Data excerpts

============

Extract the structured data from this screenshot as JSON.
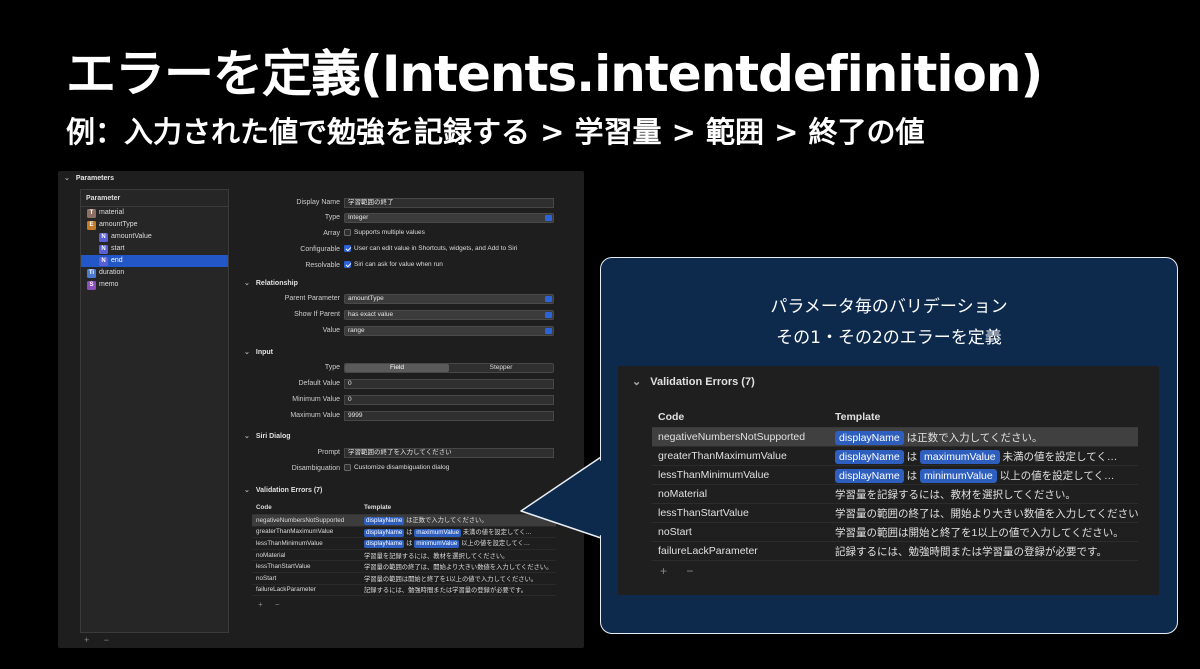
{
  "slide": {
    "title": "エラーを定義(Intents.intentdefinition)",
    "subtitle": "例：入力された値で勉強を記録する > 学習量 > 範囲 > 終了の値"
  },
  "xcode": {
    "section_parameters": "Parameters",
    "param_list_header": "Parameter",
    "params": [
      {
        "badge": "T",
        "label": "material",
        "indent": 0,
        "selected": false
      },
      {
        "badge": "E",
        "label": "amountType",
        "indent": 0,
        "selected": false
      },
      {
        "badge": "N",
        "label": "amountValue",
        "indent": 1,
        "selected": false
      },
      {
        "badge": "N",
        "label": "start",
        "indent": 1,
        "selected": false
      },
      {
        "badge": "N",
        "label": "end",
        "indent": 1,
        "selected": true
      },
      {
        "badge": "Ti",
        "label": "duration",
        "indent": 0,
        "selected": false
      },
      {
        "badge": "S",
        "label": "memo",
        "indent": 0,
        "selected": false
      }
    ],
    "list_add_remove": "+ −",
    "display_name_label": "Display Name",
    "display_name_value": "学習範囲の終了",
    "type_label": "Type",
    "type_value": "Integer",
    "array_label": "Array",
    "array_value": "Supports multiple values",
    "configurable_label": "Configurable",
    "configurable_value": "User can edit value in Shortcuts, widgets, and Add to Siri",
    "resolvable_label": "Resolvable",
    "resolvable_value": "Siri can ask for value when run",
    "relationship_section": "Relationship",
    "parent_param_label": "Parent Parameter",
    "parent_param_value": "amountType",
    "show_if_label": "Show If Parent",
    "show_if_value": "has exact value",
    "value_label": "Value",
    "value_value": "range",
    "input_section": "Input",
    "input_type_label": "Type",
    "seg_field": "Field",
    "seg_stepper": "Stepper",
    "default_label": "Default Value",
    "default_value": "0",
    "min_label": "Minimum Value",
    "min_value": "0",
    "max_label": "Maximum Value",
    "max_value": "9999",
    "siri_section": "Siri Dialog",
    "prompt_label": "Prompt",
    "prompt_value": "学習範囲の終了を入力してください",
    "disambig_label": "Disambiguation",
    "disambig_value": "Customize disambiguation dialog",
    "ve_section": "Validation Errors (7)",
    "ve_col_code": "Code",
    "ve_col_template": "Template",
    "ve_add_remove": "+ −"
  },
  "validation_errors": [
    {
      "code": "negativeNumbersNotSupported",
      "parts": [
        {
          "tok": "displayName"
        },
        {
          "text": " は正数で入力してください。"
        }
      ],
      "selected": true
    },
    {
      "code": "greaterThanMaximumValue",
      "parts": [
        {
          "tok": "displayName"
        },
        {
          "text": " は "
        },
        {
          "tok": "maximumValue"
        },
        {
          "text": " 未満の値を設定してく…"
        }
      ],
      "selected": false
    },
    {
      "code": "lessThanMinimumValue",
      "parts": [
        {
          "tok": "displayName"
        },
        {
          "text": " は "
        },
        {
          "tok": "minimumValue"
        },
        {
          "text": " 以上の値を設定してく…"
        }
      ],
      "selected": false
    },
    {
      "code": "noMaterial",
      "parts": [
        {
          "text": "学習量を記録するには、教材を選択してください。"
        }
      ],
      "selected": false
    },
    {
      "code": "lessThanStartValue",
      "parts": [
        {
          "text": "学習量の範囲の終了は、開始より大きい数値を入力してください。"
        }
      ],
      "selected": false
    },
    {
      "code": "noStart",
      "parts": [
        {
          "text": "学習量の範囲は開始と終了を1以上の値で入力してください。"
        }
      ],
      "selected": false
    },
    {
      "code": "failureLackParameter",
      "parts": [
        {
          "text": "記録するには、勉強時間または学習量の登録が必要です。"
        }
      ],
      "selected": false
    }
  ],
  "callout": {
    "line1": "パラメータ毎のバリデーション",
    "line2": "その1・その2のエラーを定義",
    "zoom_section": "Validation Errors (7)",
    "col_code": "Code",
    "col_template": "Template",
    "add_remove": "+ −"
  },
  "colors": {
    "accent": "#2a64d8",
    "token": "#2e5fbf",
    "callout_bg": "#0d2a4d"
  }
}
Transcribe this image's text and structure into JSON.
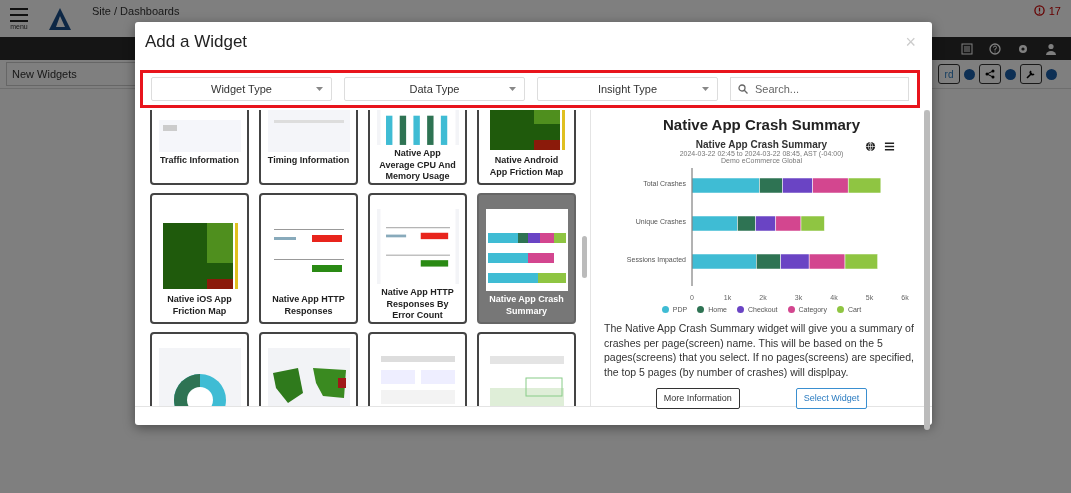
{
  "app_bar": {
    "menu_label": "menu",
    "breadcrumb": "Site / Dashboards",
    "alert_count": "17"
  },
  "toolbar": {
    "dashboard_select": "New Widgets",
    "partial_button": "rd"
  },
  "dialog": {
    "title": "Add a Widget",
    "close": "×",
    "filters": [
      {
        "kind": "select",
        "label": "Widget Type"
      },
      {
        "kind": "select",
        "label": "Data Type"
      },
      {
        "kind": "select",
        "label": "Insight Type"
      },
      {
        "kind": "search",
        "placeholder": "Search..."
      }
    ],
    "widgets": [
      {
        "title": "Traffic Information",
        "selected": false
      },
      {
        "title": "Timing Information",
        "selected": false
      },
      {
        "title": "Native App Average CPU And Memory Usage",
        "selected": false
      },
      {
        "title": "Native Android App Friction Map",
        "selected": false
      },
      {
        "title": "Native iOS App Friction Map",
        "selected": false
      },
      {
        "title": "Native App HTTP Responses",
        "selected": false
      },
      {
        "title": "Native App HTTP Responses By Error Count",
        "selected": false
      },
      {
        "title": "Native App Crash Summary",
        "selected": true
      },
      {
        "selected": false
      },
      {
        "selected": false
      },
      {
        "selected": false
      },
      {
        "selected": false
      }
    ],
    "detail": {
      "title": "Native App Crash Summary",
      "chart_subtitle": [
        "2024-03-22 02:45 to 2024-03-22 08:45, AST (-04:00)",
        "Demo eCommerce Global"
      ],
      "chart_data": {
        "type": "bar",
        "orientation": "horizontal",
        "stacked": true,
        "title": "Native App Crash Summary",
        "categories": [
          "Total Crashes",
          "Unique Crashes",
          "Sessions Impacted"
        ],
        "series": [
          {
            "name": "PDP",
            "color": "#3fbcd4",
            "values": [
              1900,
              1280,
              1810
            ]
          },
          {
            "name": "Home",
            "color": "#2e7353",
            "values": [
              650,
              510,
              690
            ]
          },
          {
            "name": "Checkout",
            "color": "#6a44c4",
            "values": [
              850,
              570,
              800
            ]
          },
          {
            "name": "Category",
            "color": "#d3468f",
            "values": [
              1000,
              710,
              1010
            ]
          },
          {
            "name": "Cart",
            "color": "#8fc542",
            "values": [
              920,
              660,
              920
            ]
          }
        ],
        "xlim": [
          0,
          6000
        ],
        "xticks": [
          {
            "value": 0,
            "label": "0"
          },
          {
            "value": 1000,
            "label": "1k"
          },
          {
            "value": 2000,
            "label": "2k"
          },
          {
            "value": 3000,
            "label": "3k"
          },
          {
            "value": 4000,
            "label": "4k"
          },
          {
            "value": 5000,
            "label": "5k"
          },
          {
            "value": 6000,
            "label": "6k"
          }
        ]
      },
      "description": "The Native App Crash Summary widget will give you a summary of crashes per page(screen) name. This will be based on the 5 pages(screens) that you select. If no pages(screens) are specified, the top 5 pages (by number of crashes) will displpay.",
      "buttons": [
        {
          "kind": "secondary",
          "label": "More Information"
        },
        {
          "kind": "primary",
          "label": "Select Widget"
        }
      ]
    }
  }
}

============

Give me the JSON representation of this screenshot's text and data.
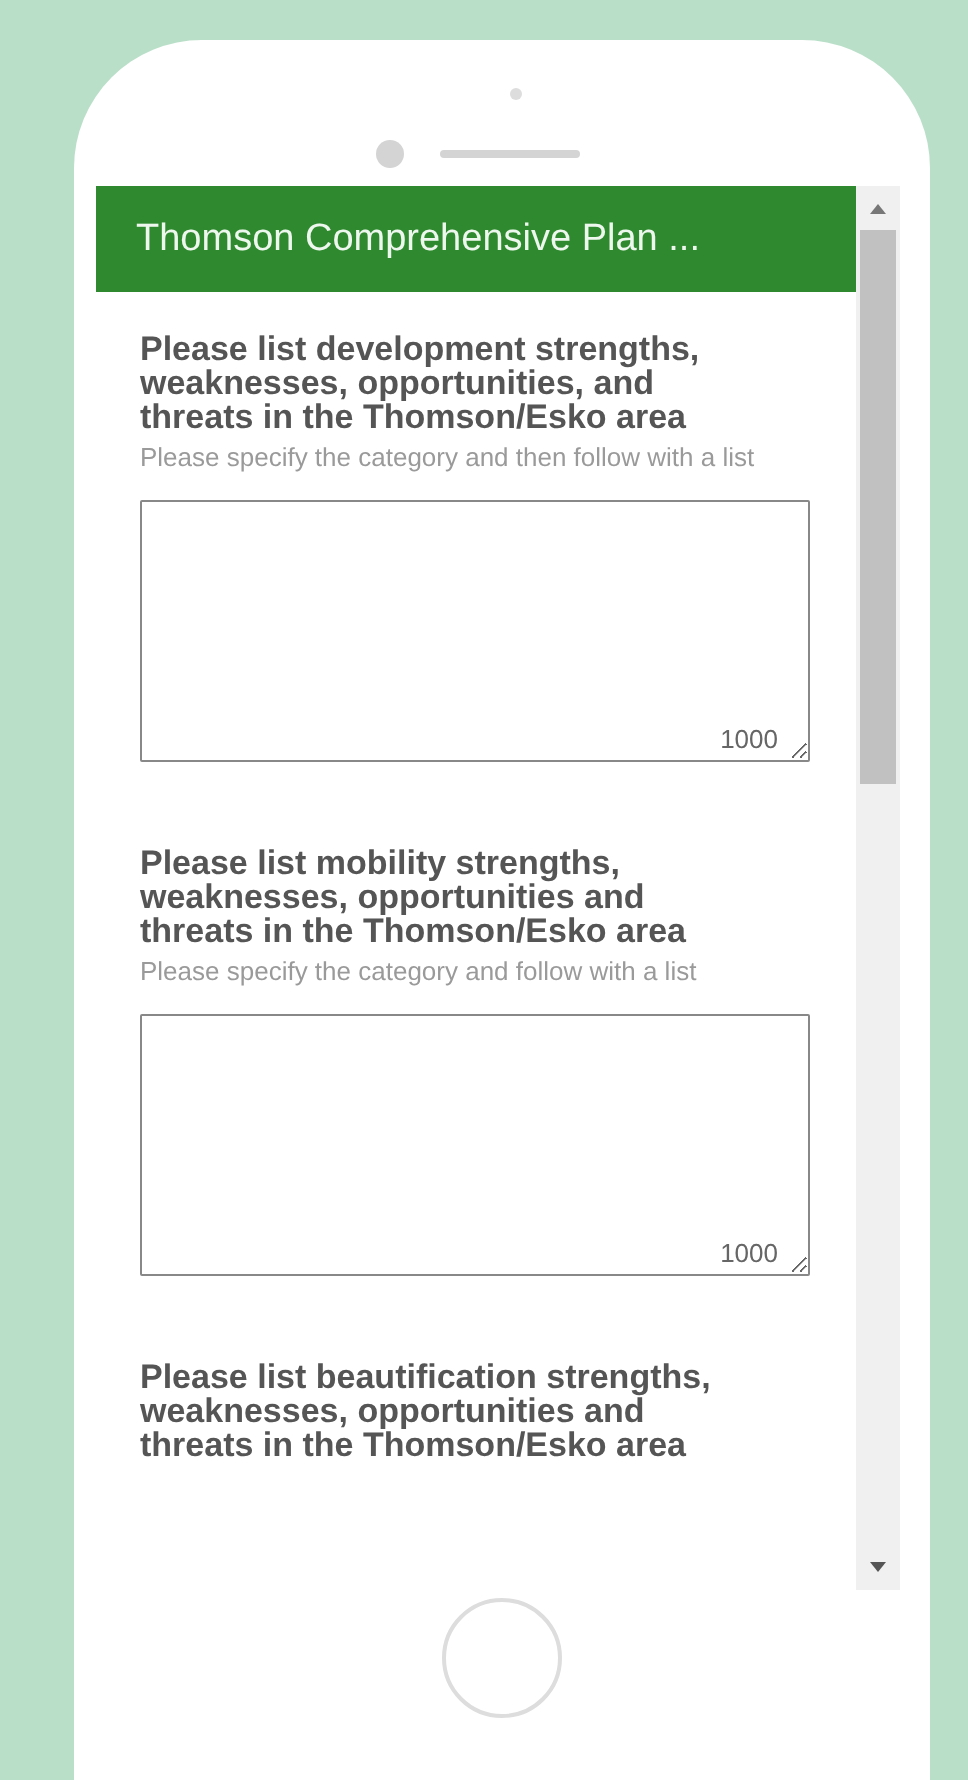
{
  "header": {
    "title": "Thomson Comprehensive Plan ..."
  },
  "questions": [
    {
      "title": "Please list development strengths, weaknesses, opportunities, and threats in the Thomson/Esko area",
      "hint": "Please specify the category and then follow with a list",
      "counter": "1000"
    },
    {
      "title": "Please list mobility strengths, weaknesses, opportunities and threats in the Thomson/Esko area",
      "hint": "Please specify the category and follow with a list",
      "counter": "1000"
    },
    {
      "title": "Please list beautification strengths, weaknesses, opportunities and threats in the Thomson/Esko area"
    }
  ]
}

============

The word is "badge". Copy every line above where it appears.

» Result:
        "badge": "T",
        "badge": "E",
        "badge": "N",
        "badge": "N",
        "badge": "N",
        "badge": "Ti",
        "badge": "S",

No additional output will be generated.